NOTES

NOTES
1.
Rebecca Solnit, The Faraway Nearby (New York: Penguin, 2013), 171.
2.
Fred Moten and Stefano Harney, The Undercommons: Fugitive Planning and Black Study (New York: Minor Compositions, 2013).
3.
Stacy Holman Jones, “An Opening to Dream,” Departures in Critical Qualitative Research 3, no. 1 (2013): 2.
4.
Erin Manning, “Me Lo Dijo Un Pajarito—Neurodiversity, Black Life and the University as We Know It,” in Socially Just Pedagogies: Posthumanist, Feminist and Material Perspectives in Higher Education, ed. Vivienne Bozalek et al. (London: Bloomsbury, 2018), 113.
5.
Ibid., 121.
6.
Jack Halberstam, foreword to Moten and Harney, The Undercommons, 16.
7.
Stevphen Shukaitis, “Affects & Collective Practices of the Undercommons (Conceptual and Practical Experiments in Community and Collectivity)” (panel, Capacious: Affect Inquiry/Making Space conference, Millersville University, Lancaster, PA, August 2018).
8.
Laura Harris, “What Happened to the Motley Crew?

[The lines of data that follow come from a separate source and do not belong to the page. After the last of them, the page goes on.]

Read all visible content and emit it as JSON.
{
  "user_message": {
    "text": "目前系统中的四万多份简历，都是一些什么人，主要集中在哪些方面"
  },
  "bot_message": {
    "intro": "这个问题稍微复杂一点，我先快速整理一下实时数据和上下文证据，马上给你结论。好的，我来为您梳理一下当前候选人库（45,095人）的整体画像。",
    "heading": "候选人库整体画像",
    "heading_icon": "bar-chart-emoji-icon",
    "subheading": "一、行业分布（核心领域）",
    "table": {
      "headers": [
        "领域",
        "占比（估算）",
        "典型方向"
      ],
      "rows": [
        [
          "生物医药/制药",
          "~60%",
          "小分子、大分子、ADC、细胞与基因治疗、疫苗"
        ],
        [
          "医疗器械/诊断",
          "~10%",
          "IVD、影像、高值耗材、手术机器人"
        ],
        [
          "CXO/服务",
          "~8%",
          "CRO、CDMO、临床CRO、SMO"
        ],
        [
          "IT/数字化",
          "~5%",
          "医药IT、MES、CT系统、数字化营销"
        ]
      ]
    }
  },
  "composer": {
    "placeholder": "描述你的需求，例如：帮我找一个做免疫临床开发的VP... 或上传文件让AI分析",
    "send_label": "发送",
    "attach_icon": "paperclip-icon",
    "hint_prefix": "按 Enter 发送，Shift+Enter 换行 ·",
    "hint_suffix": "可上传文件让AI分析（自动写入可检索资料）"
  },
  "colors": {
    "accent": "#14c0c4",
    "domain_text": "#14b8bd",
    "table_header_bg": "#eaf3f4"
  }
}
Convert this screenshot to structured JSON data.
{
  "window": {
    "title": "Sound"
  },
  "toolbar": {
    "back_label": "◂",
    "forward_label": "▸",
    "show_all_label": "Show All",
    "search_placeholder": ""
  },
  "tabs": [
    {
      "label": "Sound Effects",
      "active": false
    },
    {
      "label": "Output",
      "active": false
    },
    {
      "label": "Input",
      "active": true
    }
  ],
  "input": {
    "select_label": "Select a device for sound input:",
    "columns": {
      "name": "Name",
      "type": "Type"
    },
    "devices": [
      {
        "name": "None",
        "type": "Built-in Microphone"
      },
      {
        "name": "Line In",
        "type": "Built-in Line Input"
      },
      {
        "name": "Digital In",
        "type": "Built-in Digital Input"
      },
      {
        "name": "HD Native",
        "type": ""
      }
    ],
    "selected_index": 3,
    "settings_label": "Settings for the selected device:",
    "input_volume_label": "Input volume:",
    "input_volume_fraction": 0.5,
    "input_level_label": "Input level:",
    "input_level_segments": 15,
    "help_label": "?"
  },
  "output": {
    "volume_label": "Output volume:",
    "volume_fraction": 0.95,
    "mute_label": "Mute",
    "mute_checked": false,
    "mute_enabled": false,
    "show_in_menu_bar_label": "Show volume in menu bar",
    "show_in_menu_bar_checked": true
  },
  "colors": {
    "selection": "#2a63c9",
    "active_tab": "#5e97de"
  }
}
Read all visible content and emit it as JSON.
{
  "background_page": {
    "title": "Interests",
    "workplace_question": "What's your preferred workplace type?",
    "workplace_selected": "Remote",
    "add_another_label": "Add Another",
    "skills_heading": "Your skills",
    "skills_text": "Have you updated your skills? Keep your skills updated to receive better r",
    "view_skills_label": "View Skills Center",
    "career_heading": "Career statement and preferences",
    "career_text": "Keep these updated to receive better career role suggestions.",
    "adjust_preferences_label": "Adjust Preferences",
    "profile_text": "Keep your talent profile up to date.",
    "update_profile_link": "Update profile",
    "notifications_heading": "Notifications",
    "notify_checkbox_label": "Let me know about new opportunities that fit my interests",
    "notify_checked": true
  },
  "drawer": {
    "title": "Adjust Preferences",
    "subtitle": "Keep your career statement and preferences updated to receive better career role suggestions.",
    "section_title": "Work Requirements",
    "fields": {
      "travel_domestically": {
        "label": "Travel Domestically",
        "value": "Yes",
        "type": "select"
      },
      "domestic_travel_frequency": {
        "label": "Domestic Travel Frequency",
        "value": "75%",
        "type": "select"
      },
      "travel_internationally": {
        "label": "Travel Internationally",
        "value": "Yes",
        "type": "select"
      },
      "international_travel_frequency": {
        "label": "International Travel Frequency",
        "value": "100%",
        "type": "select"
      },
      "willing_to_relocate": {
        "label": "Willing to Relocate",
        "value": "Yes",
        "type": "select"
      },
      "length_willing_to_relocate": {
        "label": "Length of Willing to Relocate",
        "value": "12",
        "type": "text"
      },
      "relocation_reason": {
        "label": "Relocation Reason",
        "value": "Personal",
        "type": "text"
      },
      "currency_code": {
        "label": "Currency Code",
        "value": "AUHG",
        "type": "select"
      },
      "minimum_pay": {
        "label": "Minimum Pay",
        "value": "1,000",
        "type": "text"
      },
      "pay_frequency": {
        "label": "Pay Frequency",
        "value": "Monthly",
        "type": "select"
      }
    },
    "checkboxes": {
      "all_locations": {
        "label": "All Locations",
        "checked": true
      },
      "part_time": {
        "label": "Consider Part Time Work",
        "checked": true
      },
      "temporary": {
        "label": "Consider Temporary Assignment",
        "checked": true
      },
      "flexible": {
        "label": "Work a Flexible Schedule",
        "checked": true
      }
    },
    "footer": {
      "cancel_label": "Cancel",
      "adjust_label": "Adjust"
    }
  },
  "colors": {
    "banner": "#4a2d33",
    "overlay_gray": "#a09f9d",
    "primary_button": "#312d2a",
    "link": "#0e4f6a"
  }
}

C. L. R. James, Hélio Oiticica, and the Aesthetic Sociality of Blackness,” Social Text 30, no. 3 (112) (2012): 52.
9.
Gilles Deleuze and Félix Guattari, A Thousand Plateaus: Capitalism and Schizophrenia, trans. Brian Massumi (Minneapolis: University of Minnesota Press, 1980), 500.
10.

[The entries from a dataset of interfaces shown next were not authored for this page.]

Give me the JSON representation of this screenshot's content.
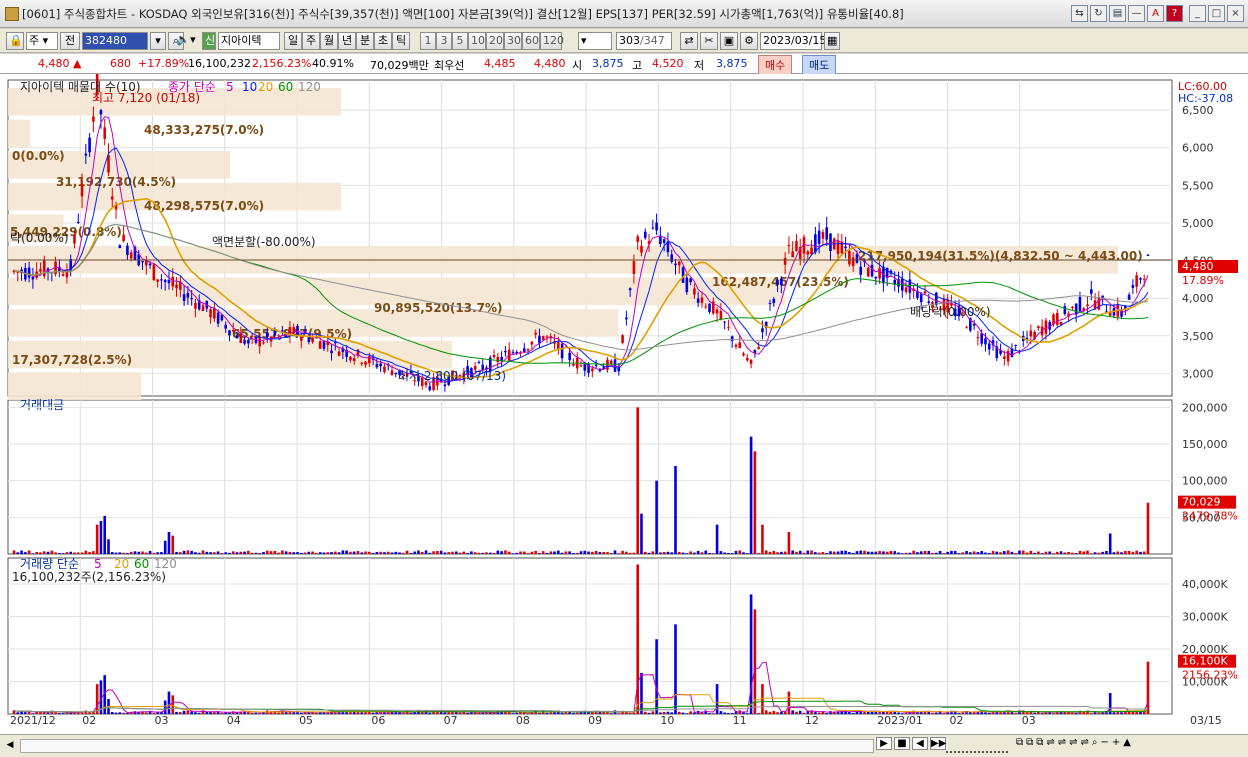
{
  "window": {
    "title": "[0601] 주식종합차트 - KOSDAQ 외국인보유[316(천)] 주식수[39,357(천)] 액면[100] 자본금[39(억)] 결산[12월] EPS[137] PER[32.59] 시가총액[1,763(억)] 유통비율[40.8]"
  },
  "toolbar": {
    "market": "주",
    "side": "전",
    "code": "382480",
    "stock_name": "지아이텍",
    "badge": "신",
    "periods": [
      "일",
      "주",
      "월",
      "년",
      "분",
      "초",
      "틱"
    ],
    "period_selected": "일",
    "intervals": [
      "1",
      "3",
      "5",
      "10",
      "20",
      "30",
      "60",
      "120"
    ],
    "position": "303",
    "total": "/347",
    "date": "2023/03/15"
  },
  "info": {
    "price": "4,480",
    "change": "680",
    "pct": "+17.89%",
    "volume": "16,100,232",
    "turnover": "2,156.23%",
    "rate": "40.91%",
    "amount": "70,029백만",
    "quote_label": "최우선",
    "ask": "4,485",
    "bid": "4,480",
    "open_label": "시",
    "open": "3,875",
    "high_label": "고",
    "high": "4,520",
    "low_label": "저",
    "low": "3,875",
    "buy": "매수",
    "sell": "매도"
  },
  "price_panel": {
    "legend_name": "지아이텍 매물대 수(10)",
    "ma_label": "종가 단순",
    "ma_periods": [
      "5",
      "10",
      "20",
      "60",
      "120"
    ],
    "axis": [
      "6,500",
      "6,000",
      "5,500",
      "5,000",
      "4,500",
      "4,000",
      "3,500",
      "3,000"
    ],
    "lc": "LC:60.00",
    "hc": "HC:-37.08",
    "current_tag": "4,480",
    "current_pct": "17.89%",
    "high_note": "최고 7,120 (01/18)",
    "low_note": "최저 2,800 (07/13)",
    "split_note": "액면분할(-80.00%)",
    "div_note": "배당락(0.00%)",
    "left_note": "락(0.00%)",
    "vp_labels": [
      "48,333,275(7.0%)",
      "0(0.0%)",
      "31,192,730(4.5%)",
      "48,298,575(7.0%)",
      "5,449,229(0.8%)",
      "217,950,194(31.5%)(4,832.50 ~ 4,443.00)",
      "162,487,457(23.5%)",
      "90,895,520(13.7%)",
      "65,557,847(9.5%)",
      "17,307,728(2.5%)"
    ]
  },
  "amount_panel": {
    "title": "거래대금",
    "axis": [
      "200,000",
      "150,000",
      "100,000",
      "50,000"
    ],
    "tag": "70,029",
    "tag_pct": "2479.78%"
  },
  "volume_panel": {
    "title": "거래량 단순",
    "periods": [
      "5",
      "20",
      "60",
      "120"
    ],
    "sub": "16,100,232주(2,156.23%)",
    "axis": [
      "40,000K",
      "30,000K",
      "20,000K",
      "10,000K"
    ],
    "tag": "16,100K",
    "tag_pct": "2156.23%"
  },
  "x_axis": [
    "2021/12",
    "02",
    "03",
    "04",
    "05",
    "06",
    "07",
    "08",
    "09",
    "10",
    "11",
    "12",
    "2023/01",
    "02",
    "03",
    "03/15"
  ],
  "colors": {
    "up": "#e00000",
    "down": "#0000e0",
    "ma5": "#c000c0",
    "ma10": "#0020ff",
    "ma20": "#e0a000",
    "ma60": "#009000",
    "ma120": "#909090",
    "profile": "#f5e6d3"
  }
}
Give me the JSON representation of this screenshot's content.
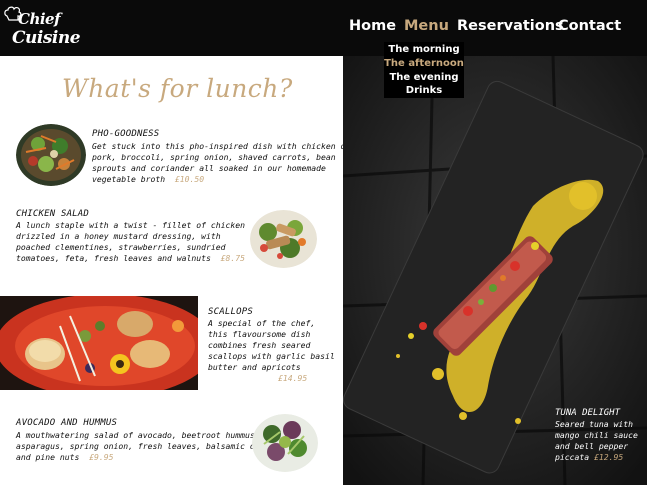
{
  "logo": {
    "line1": "Chief",
    "line2": "Cuisine"
  },
  "nav": [
    {
      "label": "Home"
    },
    {
      "label": "Menu"
    },
    {
      "label": "Reservations"
    },
    {
      "label": "Contact"
    }
  ],
  "submenu": [
    {
      "label": "The morning"
    },
    {
      "label": "The afternoon"
    },
    {
      "label": "The evening"
    },
    {
      "label": "Drinks"
    }
  ],
  "heading": "What's for lunch?",
  "items": [
    {
      "title": "PHO-GOODNESS",
      "lines": [
        "Get stuck into this pho-inspired dish with chicken or",
        "pork, broccoli, spring onion, shaved carrots, bean",
        "sprouts and coriander all soaked in our homemade"
      ],
      "last_line": "vegetable broth",
      "price": "£10.50"
    },
    {
      "title": "CHICKEN SALAD",
      "lines": [
        "A lunch staple with a twist - fillet of chicken",
        "drizzled in a honey mustard dressing, with",
        "poached clementines, strawberries, sundried"
      ],
      "last_line": "tomatoes, feta, fresh leaves and walnuts",
      "price": "£8.75"
    },
    {
      "title": "SCALLOPS",
      "lines": [
        "A special of the chef,",
        "this flavoursome dish",
        "combines fresh seared",
        "scallops with garlic basil",
        "butter and apricots"
      ],
      "price": "£14.95"
    },
    {
      "title": "AVOCADO AND HUMMUS",
      "lines": [
        "A mouthwatering salad of avocado, beetroot hummus,",
        "asparagus, spring onion, fresh leaves, balsamic dressing"
      ],
      "last_line": "and pine nuts",
      "price": "£9.95"
    }
  ],
  "featured": {
    "title": "TUNA DELIGHT",
    "lines": [
      "Seared tuna with",
      "mango chili sauce",
      "and bell pepper"
    ],
    "last_line": "piccata",
    "price": "£12.95"
  }
}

Kanye West and Jay Z, “No Church in the Wild,” Watch the Throne (Santa Monica, CA: Roc-A-Fella, 2011), CD.
11.
Devika Chawla, “The Migration of a Smile,” Departures in Critical Qualitative Research 6, no. 2 (2017): 14–15.
12.
Elizabeth Adams St. Pierre, “Deleuzian Concepts for Education: The Subject Undone,” Educational Philosophy and Theory 36, no.3 (2004): 287.
13.
Moten and Harney, The Undercommons.
14.
Manning, “Me Lo Dijo Un Pajarito,” 117.
15.
Moten and Harney, The Undercommons, 96.
16.
Kyla Schuller, The Biopolitics of Feeling: Race, Sex, and Science in the Nineteenth Century (Durham, NC: Duke University Press, 2018).
17.
Sara Ahmed, Willful Subjects (Durham, NC: Duke University Press, 2014).
18.
Lauren Berlant, “Without Exception: On the Ordinariness of Violence,” interview by Brad Evans, Los Angeles Review of Books, 30 July 2018, https://lareviewofbooks.org/article/without-exception-on-the-ordinariness-of-violence/.
19.
Manning, “Me Lo Dijo Un Pajarito,” 123.
20.
Halberstam, “Foreword,” 10.
21.
Sara Ahmed et al., eds., “Introduction,” in Uprootings/Regroundings: Questions of Home and Migration (Oxford: Berg, 2003), 1.
22.
Moten and Harney, The Undercommons.
23.
Berlant, “Without Exception.”
24.
Manning, “Me Lo Dijo Un Pajarito,” 114.
25.
Halberstam, “Foreword,” 6.